4 Tips for Ethical & Sustainable Fashion Lovers
As Stasher enthusiasts, we all care a lot about the planet, and it’s time to extend that to the things we wear. Consider shopping for ethical and sustainable fashion; choosing second hand or clothes made using fair labor and sustainable materials. Here are my four biggest tips on how to do so!
1. Host a clothing swap
One of the best ways to refresh your closet is actually free— host a clothing swap! To get started, set any guidelines you would like (certain brands, quality, number of items, seasonal considerations) and invite some friends over. I love doing it on a weekend and having some brunch/snack items around. It’s fun to connect with friends, and you can organize the clothes by size, type, etc. for everyone to peruse! Whatever is left at the end people can either take back or you can donate to a local thrift shop or homeless shelter. Some of my favorite items in my closet I’ve snagged at a clothing swap, and the best part is that everything is totally free and you get to put the items you no longer want to good use.
2. Shop second hand
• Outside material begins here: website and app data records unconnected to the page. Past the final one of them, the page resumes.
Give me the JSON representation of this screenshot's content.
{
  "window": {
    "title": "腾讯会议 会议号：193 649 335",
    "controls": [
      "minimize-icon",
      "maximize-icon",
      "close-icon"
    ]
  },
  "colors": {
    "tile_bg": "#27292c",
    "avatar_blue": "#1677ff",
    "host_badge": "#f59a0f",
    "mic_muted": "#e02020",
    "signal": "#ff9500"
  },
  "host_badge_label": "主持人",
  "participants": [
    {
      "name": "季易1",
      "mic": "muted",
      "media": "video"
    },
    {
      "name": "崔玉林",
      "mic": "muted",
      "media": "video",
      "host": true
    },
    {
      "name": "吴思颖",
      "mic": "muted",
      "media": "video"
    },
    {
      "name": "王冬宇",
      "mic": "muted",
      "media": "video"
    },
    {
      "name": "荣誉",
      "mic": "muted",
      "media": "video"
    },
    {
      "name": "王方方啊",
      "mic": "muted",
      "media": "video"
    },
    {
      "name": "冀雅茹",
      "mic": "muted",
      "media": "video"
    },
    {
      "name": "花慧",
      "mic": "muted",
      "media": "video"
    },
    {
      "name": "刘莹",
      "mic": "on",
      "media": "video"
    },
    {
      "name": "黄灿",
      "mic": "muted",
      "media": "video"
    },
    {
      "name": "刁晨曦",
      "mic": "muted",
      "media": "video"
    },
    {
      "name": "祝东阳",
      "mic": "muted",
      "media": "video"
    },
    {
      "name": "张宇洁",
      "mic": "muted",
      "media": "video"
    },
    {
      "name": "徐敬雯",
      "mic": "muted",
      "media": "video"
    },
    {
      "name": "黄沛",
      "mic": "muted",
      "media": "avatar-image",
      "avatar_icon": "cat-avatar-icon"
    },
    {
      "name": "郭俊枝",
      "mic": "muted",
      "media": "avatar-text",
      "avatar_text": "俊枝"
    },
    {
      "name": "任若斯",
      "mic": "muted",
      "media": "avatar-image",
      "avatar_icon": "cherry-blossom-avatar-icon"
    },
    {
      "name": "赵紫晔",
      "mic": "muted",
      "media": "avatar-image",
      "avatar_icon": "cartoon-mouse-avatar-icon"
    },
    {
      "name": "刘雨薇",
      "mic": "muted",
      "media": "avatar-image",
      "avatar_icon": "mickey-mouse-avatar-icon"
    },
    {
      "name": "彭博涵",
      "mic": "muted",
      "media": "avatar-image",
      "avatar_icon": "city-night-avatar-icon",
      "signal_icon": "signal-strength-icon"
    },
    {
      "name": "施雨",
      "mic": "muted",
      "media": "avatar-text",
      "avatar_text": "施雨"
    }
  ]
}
Aside from clothing swaps, one of the most affordable ways to buy clothing responsibly is shopping second hand. I love scouring my local thrift stores, Like Buffalo Exchange, for great finds— you can find items at a steep discount, and prevent previously loved items from heading to a life in the landfill. Many of my purchases from the past few years have been from thrift shops (including the shoes and handbag in the photo above!) and I have been able to scoop up great items at great prices. There are also shops online for second hand items like threadUP, Poshmark, noihsaf.bazaar, slowre, and more.
Image credit @saraweinreb
3. Buy from small makers
I love buying ethical and sustainable fashion because I love connecting to small, local makers. In fact, I used to have my own ethical fashion retail store where I sold all designers that made their products in the USA using sustainable materials, because I loved getting to know small brands so much! If you want to buy new clothes, consider forgoing fast fashion and look for small, indie brands that use materials that are kind to the environment and labor kind to their employees. Some of my favorites include Sotela, Miakoda, Rothy's, Elizabeth Suzann, Corinne Collection, and girlfriend collective.
Some things to look for: Where are the products made? What materials do they use? Look for organic and natural/renewable fibers such as organic cotton and linen, tencel, and modal. Materials like polyester are terrible for the environment— they are made from petroleum! Just like we avoid this in the kitchen, we should avoid it in our closet.
While ethical and sustainable fashion might be more pricey than a fast fashion retailer, shift your mindset to think about quality over quantity. I love the items in my closet so much more now that I invest in a few, high-quality items a year instead of hoarding tons of cheap t-shirts. What could you buy if you decided to pool all your spending for the year and invested it into a few items you truly love, that fit well, that are well made, and that are really comfortable?
4. Be prepared
One way I always felt like I was buying unnecessary things is when I was not prepared during my work day or a vacation. For example, I would often forget yoga pants or hair ties! I used to run out and buy new, cheap leggings so I could go to yoga, or constantly head to the drug store when I forgot a hair tie or a lipstick on a night out. It was so wasteful for me financially, and for the planet, because I was buying stuff I didn’t need. Now I try to always be prepared. I always have a yoga outfit in my backpack, and I can easily store all my smaller necessary items in my Stasher bag— lipsticks, bobby pins, safety pins, a hair brush, socks, and more. I also have another Stasher with jewelry so I can dress up my outfit if I am going to an important meeting or out to dinner after work!
image via @theworkinggirl.ca
Click here to shop Stasher and complete your Fall wardrobe with sustainable accessories!
This post was written by Sara Weinreb. She is the host of the Medium Well podcast, founder of The M List, contributor at Forbes, and shares it all on IG @saraweinreb.